US

Trump Claims China Tariffs Help, Not Hurt US, Talks Still On

By The Associated Press

WASHINGTON—President Donald Trump said on May 10 that trade talks between China and the United States were continuing in a “very congenial manner” despite new tariffs Washington imposed on Friday on $200 billion in Chinese imports and Beijing’s vow to retaliate.

In a series of blustering morning tweets, Trump also claimed the new tariffs will help rather than hurt the United States and bring “FAR MORE wealth.” He offered a proposal he said would ease any negative impact on U.S. farmers from lost sales to China.

U.S. and Chinese negotiators planned to continue talks on Friday in an effort to resolve the standoff after the United States raised tariffs on Chinese imports, escalating tensions between the world’s two biggest economies and rattling stock markets around the world.

“Tariffs will make our Country MUCH STRONGER, not weaker. Just sit back and watch!” Trump tweeted.

The talks in Washington were thrown into disarray this week after top U.S. trade negotiator Robert Lighthizer and Treasury Secretary Steven Mnuchin accused the Chinese of reneging on commitments they’d made earlier.

“China should not renegotiate deals with the U.S. at the last minute,” Trump tweeted. “There is no need to rush through negotiations because ‘massive payments’ the Chinese are now paying go directly into the Treasury of the U.S.”

Trump suggested that money from the additional tariffs would allow the United States to buy more agricultural goods from American farmers and ship the produce to “poor & starving” countries.

Trump tweeted that if the United States bought $15 billion in agriculture from farmers it would be far more than China buys now. He also said the United States would have more than $85 billion left over for new American infrastructure, health care or other programs.

It was unclear what numbers Trump was using to make his point. According to the United States Department of Agriculture, China bought $9.2 billion in U.S. agricultural exports in 2018.

“Our Farmers will do better, faster, and starving nations can now be helped,” Trump tweeted. He provided no detail about what he meant. “Waivers on some products will be granted, or go to a new source!”

A Chinese Foreign Ministry spokesman said Beijing is hoping the Trump administration will meet China “halfway” in the dispute over trade. The spokesman, Geng Shuang, spoke just hours after the U.S. raised tariffs on Friday on $200 billion in imports from China to 25% from 10%.

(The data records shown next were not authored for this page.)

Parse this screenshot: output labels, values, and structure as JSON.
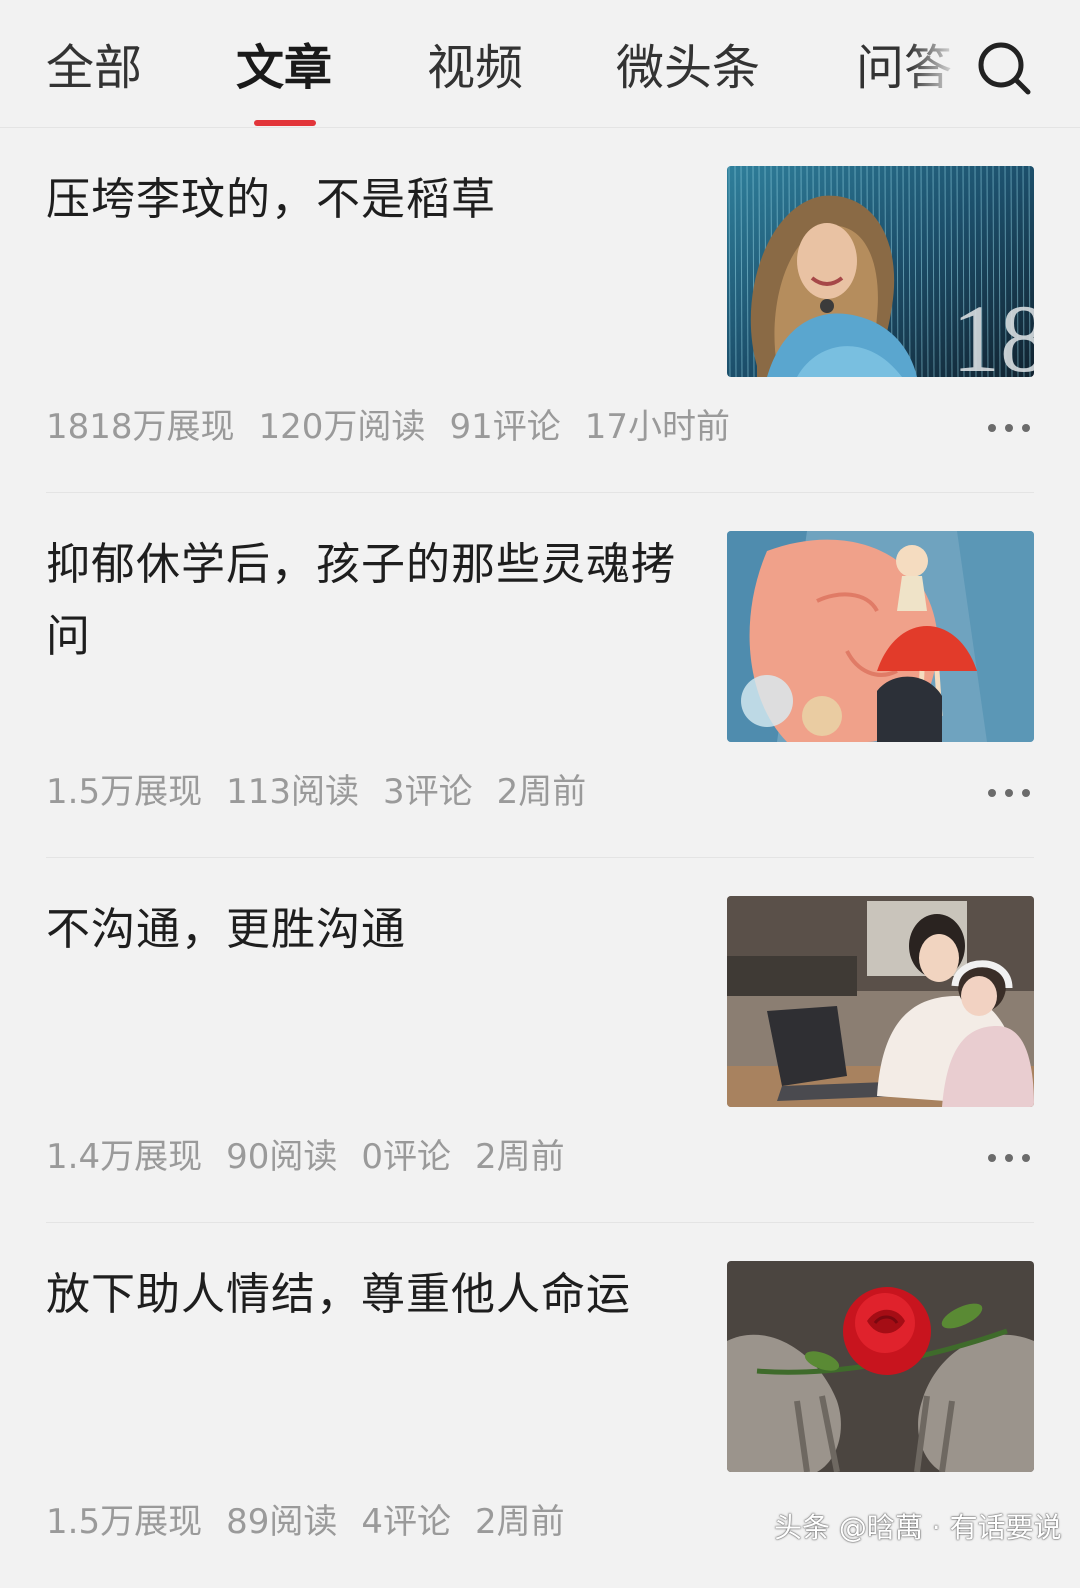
{
  "tabs": [
    {
      "label": "全部",
      "active": false
    },
    {
      "label": "文章",
      "active": true
    },
    {
      "label": "视频",
      "active": false
    },
    {
      "label": "微头条",
      "active": false
    },
    {
      "label": "问答",
      "active": false
    }
  ],
  "colors": {
    "accent": "#e2353a",
    "meta_text": "#9a9a9a",
    "background": "#f2f2f2"
  },
  "search_icon": "search-icon",
  "more_icon": "more-dots-icon",
  "articles": [
    {
      "title": "压垮李玟的，不是稻草",
      "thumbnail": "singer-photo-thumbnail",
      "impressions": "1818万展现",
      "reads": "120万阅读",
      "comments": "91评论",
      "time": "17小时前"
    },
    {
      "title": "抑郁休学后，孩子的那些灵魂拷问",
      "thumbnail": "illustration-thumbnail",
      "impressions": "1.5万展现",
      "reads": "113阅读",
      "comments": "3评论",
      "time": "2周前"
    },
    {
      "title": "不沟通，更胜沟通",
      "thumbnail": "mother-child-laptop-thumbnail",
      "impressions": "1.4万展现",
      "reads": "90阅读",
      "comments": "0评论",
      "time": "2周前"
    },
    {
      "title": "放下助人情结，尊重他人命运",
      "thumbnail": "rose-in-hands-thumbnail",
      "impressions": "1.5万展现",
      "reads": "89阅读",
      "comments": "4评论",
      "time": "2周前"
    }
  ],
  "watermark": "头条 @晗萬 · 有话要说"
}
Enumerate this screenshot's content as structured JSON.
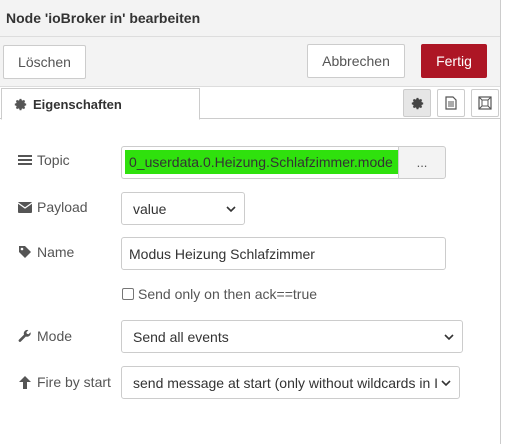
{
  "window": {
    "title": "Node 'ioBroker in' bearbeiten"
  },
  "toolbar": {
    "delete_label": "Löschen",
    "cancel_label": "Abbrechen",
    "done_label": "Fertig"
  },
  "colors": {
    "accent": "#ad1625",
    "highlight": "#2fe10d"
  },
  "tabs": [
    {
      "label": "Eigenschaften",
      "icon": "gear-icon"
    }
  ],
  "tab_tools": [
    {
      "icon": "gear-icon"
    },
    {
      "icon": "document-icon"
    },
    {
      "icon": "appearance-icon"
    }
  ],
  "form": {
    "topic": {
      "label": "Topic",
      "icon": "list-icon",
      "value": "0_userdata.0.Heizung.Schlafzimmer.mode",
      "button_label": "..."
    },
    "payload": {
      "label": "Payload",
      "icon": "envelope-icon",
      "selected": "value"
    },
    "name": {
      "label": "Name",
      "icon": "tag-icon",
      "value": "Modus Heizung Schlafzimmer"
    },
    "ack": {
      "label": "Send only on then ack==true",
      "checked": false
    },
    "mode": {
      "label": "Mode",
      "icon": "wrench-icon",
      "selected": "Send all events"
    },
    "fire": {
      "label": "Fire by start",
      "icon": "arrow-up-icon",
      "selected": "send message at start (only without wildcards in I"
    }
  }
}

China said it would take unspecified countermeasures.

By Deb Reichmann